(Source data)
=======
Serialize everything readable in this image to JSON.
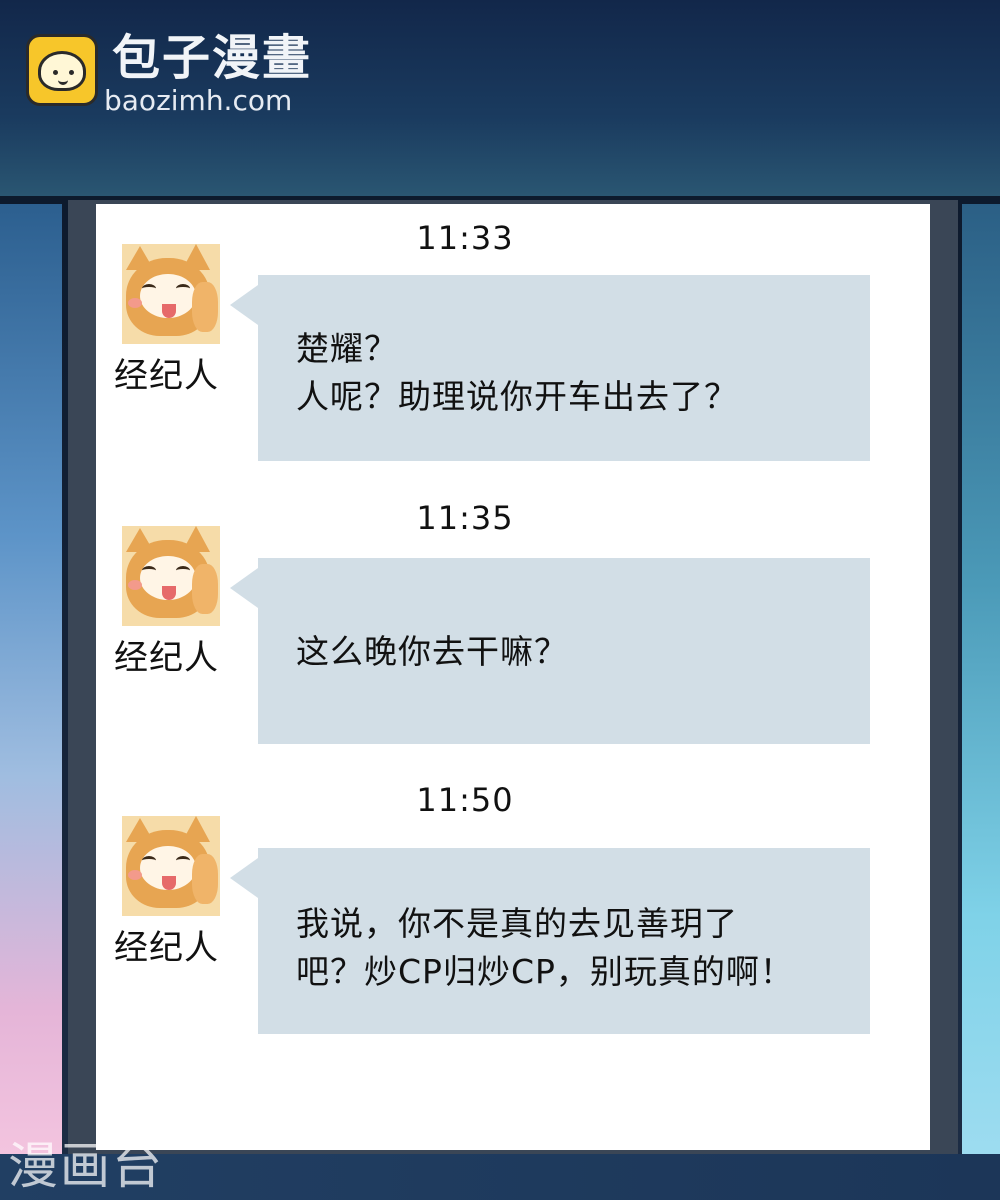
{
  "header": {
    "logo_icon": "steamed-bun-icon",
    "site_name": "包子漫畫",
    "site_url": "baozimh.com"
  },
  "messages": [
    {
      "time": "11:33",
      "sender": "经纪人",
      "avatar": "shiba-dog-avatar",
      "text": "楚耀？\n人呢？助理说你开车出去了？"
    },
    {
      "time": "11:35",
      "sender": "经纪人",
      "avatar": "shiba-dog-avatar",
      "text": "这么晚你去干嘛？"
    },
    {
      "time": "11:50",
      "sender": "经纪人",
      "avatar": "shiba-dog-avatar",
      "text": "我说，你不是真的去见善玥了\n吧？炒CP归炒CP，别玩真的啊！"
    }
  ],
  "footer": {
    "watermark": "漫画台"
  },
  "colors": {
    "bubble": "#d2dee6",
    "screen": "#ffffff",
    "logo_yellow": "#f7c62a"
  }
}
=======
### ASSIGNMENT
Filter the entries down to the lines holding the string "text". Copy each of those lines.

### OUTPUT OF THE TASK
      "text": "楚耀？\n人呢？助理说你开车出去了？"
      "text": "这么晚你去干嘛？"
      "text": "我说，你不是真的去见善玥了\n吧？炒CP归炒CP，别玩真的啊！"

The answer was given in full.